◆ INSTRUCTIONS FOR THE TASK
Once you have read the entries below, repeat all of them exactly.

Data records:
* * * *
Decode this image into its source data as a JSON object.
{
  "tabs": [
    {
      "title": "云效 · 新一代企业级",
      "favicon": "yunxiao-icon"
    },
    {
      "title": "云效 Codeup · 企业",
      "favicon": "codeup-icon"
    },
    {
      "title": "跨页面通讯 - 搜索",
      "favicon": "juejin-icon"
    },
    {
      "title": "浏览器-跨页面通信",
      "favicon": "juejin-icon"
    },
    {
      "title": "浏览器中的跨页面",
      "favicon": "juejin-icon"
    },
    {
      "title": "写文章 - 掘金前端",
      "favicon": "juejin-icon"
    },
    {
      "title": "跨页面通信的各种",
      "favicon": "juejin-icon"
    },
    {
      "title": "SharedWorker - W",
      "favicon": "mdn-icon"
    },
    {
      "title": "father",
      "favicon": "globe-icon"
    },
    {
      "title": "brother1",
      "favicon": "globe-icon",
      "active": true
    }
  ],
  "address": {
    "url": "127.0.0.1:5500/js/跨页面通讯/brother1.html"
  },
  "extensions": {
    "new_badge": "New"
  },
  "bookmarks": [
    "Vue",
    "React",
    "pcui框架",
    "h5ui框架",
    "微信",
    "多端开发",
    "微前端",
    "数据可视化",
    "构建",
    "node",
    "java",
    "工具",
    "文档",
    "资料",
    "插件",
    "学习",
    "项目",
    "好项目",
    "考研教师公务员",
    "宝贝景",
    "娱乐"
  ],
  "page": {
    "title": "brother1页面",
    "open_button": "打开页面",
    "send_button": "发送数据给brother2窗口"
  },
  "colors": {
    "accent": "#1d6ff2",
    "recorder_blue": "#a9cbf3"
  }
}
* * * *
◆ RESULT OF THIS EXERCISE
Decode this image into its source data as a JSON object.
{
  "tabs": [
    {
      "title": "云效 · 新一代企业级",
      "favicon": "yunxiao-icon"
    },
    {
      "title": "云效 Codeup · 企业",
      "favicon": "codeup-icon"
    },
    {
      "title": "跨页面通讯 - 搜索",
      "favicon": "juejin-icon"
    },
    {
      "title": "浏览器-跨页面通信",
      "favicon": "juejin-icon"
    },
    {
      "title": "浏览器中的跨页面",
      "favicon": "juejin-icon"
    },
    {
      "title": "写文章 - 掘金前端",
      "favicon": "juejin-icon"
    },
    {
      "title": "跨页面通信的各种",
      "favicon": "juejin-icon"
    },
    {
      "title": "SharedWorker - W",
      "favicon": "mdn-icon"
    },
    {
      "title": "father",
      "favicon": "globe-icon"
    },
    {
      "title": "brother1",
      "favicon": "globe-icon",
      "active": true
    }
  ],
  "address": {
    "url": "127.0.0.1:5500/js/跨页面通讯/brother1.html"
  },
  "extensions": {
    "new_badge": "New"
  },
  "bookmarks": [
    "Vue",
    "React",
    "pcui框架",
    "h5ui框架",
    "微信",
    "多端开发",
    "微前端",
    "数据可视化",
    "构建",
    "node",
    "java",
    "工具",
    "文档",
    "资料",
    "插件",
    "学习",
    "项目",
    "好项目",
    "考研教师公务员",
    "宝贝景",
    "娱乐"
  ],
  "page": {
    "title": "brother1页面",
    "open_button": "打开页面",
    "send_button": "发送数据给brother2窗口"
  },
  "colors": {
    "accent": "#1d6ff2",
    "recorder_blue": "#a9cbf3"
  }
}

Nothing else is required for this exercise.